--- START ---

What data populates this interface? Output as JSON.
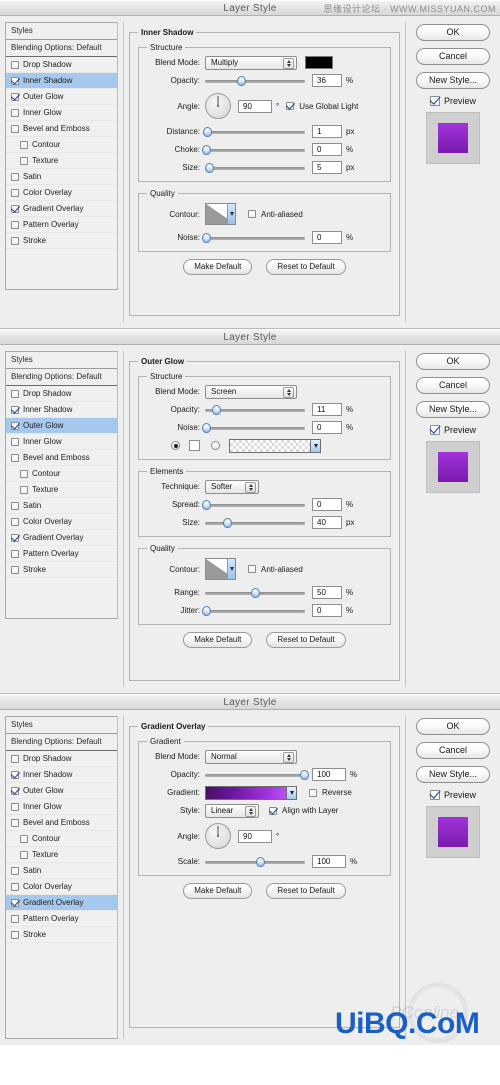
{
  "window": {
    "title": "Layer Style"
  },
  "watermarks": {
    "top": "思缘设计论坛 · WWW.MISSYUAN.COM",
    "bottom": "UiBQ.CoM",
    "faint": "PConline"
  },
  "sidebar": {
    "header": "Styles",
    "blending_options": "Blending Options: Default",
    "items": [
      {
        "label": "Drop Shadow",
        "checked": false,
        "indent": false
      },
      {
        "label": "Inner Shadow",
        "checked": true,
        "indent": false
      },
      {
        "label": "Outer Glow",
        "checked": true,
        "indent": false
      },
      {
        "label": "Inner Glow",
        "checked": false,
        "indent": false
      },
      {
        "label": "Bevel and Emboss",
        "checked": false,
        "indent": false
      },
      {
        "label": "Contour",
        "checked": false,
        "indent": true
      },
      {
        "label": "Texture",
        "checked": false,
        "indent": true
      },
      {
        "label": "Satin",
        "checked": false,
        "indent": false
      },
      {
        "label": "Color Overlay",
        "checked": false,
        "indent": false
      },
      {
        "label": "Gradient Overlay",
        "checked": true,
        "indent": false
      },
      {
        "label": "Pattern Overlay",
        "checked": false,
        "indent": false
      },
      {
        "label": "Stroke",
        "checked": false,
        "indent": false
      }
    ]
  },
  "buttons": {
    "ok": "OK",
    "cancel": "Cancel",
    "new_style": "New Style...",
    "preview": "Preview",
    "make_default": "Make Default",
    "reset_to_default": "Reset to Default"
  },
  "colors": {
    "selection_blue": "#a6c8ec",
    "shadow_color": "#000000",
    "gradient_start": "#4a0f63",
    "gradient_end": "#b24ef0",
    "preview_swatch_top": "#9a2fd4",
    "preview_swatch_bottom": "#7c1fae"
  },
  "panels": [
    {
      "id": "inner-shadow",
      "selected_effect": "Inner Shadow",
      "title": "Inner Shadow",
      "groups": [
        {
          "name": "Structure",
          "rows": [
            {
              "label": "Blend Mode:",
              "type": "popup",
              "value": "Multiply",
              "swatch": "#000000"
            },
            {
              "label": "Opacity:",
              "type": "slider",
              "value": "36",
              "unit": "%",
              "pos": 36
            },
            {
              "label": "Angle:",
              "type": "dial",
              "value": "90",
              "unit": "°",
              "checkbox_label": "Use Global Light",
              "checked": true
            },
            {
              "label": "Distance:",
              "type": "slider",
              "value": "1",
              "unit": "px",
              "pos": 2
            },
            {
              "label": "Choke:",
              "type": "slider",
              "value": "0",
              "unit": "%",
              "pos": 0
            },
            {
              "label": "Size:",
              "type": "slider",
              "value": "5",
              "unit": "px",
              "pos": 4
            }
          ]
        },
        {
          "name": "Quality",
          "rows": [
            {
              "label": "Contour:",
              "type": "contour",
              "checkbox_label": "Anti-aliased",
              "checked": false
            },
            {
              "label": "Noise:",
              "type": "slider",
              "value": "0",
              "unit": "%",
              "pos": 0
            }
          ]
        }
      ]
    },
    {
      "id": "outer-glow",
      "selected_effect": "Outer Glow",
      "title": "Outer Glow",
      "groups": [
        {
          "name": "Structure",
          "rows": [
            {
              "label": "Blend Mode:",
              "type": "popup",
              "value": "Screen"
            },
            {
              "label": "Opacity:",
              "type": "slider",
              "value": "11",
              "unit": "%",
              "pos": 11
            },
            {
              "label": "Noise:",
              "type": "slider",
              "value": "0",
              "unit": "%",
              "pos": 0
            },
            {
              "label": "",
              "type": "fill-choice",
              "mode": "color",
              "gradient": "transparent-white"
            }
          ]
        },
        {
          "name": "Elements",
          "rows": [
            {
              "label": "Technique:",
              "type": "popup",
              "value": "Softer"
            },
            {
              "label": "Spread:",
              "type": "slider",
              "value": "0",
              "unit": "%",
              "pos": 0
            },
            {
              "label": "Size:",
              "type": "slider",
              "value": "40",
              "unit": "px",
              "pos": 22
            }
          ]
        },
        {
          "name": "Quality",
          "rows": [
            {
              "label": "Contour:",
              "type": "contour",
              "checkbox_label": "Anti-aliased",
              "checked": false
            },
            {
              "label": "Range:",
              "type": "slider",
              "value": "50",
              "unit": "%",
              "pos": 50
            },
            {
              "label": "Jitter:",
              "type": "slider",
              "value": "0",
              "unit": "%",
              "pos": 0
            }
          ]
        }
      ]
    },
    {
      "id": "gradient-overlay",
      "selected_effect": "Gradient Overlay",
      "title": "Gradient Overlay",
      "groups": [
        {
          "name": "Gradient",
          "rows": [
            {
              "label": "Blend Mode:",
              "type": "popup",
              "value": "Normal"
            },
            {
              "label": "Opacity:",
              "type": "slider",
              "value": "100",
              "unit": "%",
              "pos": 100
            },
            {
              "label": "Gradient:",
              "type": "gradient",
              "checkbox_label": "Reverse",
              "checked": false
            },
            {
              "label": "Style:",
              "type": "popup",
              "value": "Linear",
              "checkbox_label": "Align with Layer",
              "checked": true
            },
            {
              "label": "Angle:",
              "type": "dial",
              "value": "90",
              "unit": "°"
            },
            {
              "label": "Scale:",
              "type": "slider",
              "value": "100",
              "unit": "%",
              "pos": 55
            }
          ]
        }
      ]
    }
  ]
}
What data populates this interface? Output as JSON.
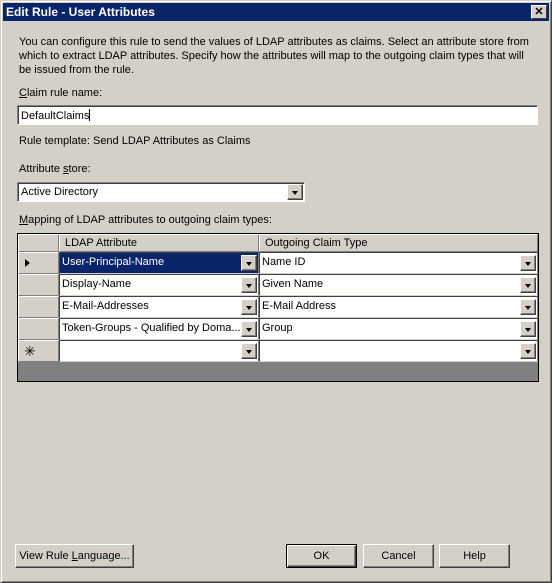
{
  "window": {
    "title": "Edit Rule - User Attributes",
    "close_label": "✕"
  },
  "description": "You can configure this rule to send the values of LDAP attributes as claims. Select an attribute store from which to extract LDAP attributes. Specify how the attributes will map to the outgoing claim types that will be issued from the rule.",
  "claim_rule_name": {
    "label_accel": "C",
    "label_rest": "laim rule name:",
    "value": "DefaultClaims"
  },
  "rule_template": "Rule template: Send LDAP Attributes as Claims",
  "attribute_store": {
    "label_pre": "Attribute ",
    "label_accel": "s",
    "label_rest": "tore:",
    "selected": "Active Directory"
  },
  "mapping": {
    "label_accel": "M",
    "label_rest": "apping of LDAP attributes to outgoing claim types:",
    "columns": [
      "LDAP Attribute",
      "Outgoing Claim Type"
    ],
    "rows": [
      {
        "ldap": "User-Principal-Name",
        "claim": "Name ID",
        "selected": true
      },
      {
        "ldap": "Display-Name",
        "claim": "Given Name"
      },
      {
        "ldap": "E-Mail-Addresses",
        "claim": "E-Mail Address"
      },
      {
        "ldap": "Token-Groups - Qualified by Doma...",
        "claim": "Group"
      },
      {
        "ldap": "",
        "claim": "",
        "new_row": true
      }
    ],
    "new_row_glyph": "✳"
  },
  "buttons": {
    "view_rule_pre": "View Rule ",
    "view_rule_accel": "L",
    "view_rule_rest": "anguage...",
    "ok": "OK",
    "cancel": "Cancel",
    "help": "Help"
  }
}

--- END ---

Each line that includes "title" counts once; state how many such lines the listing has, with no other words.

REPLY = 5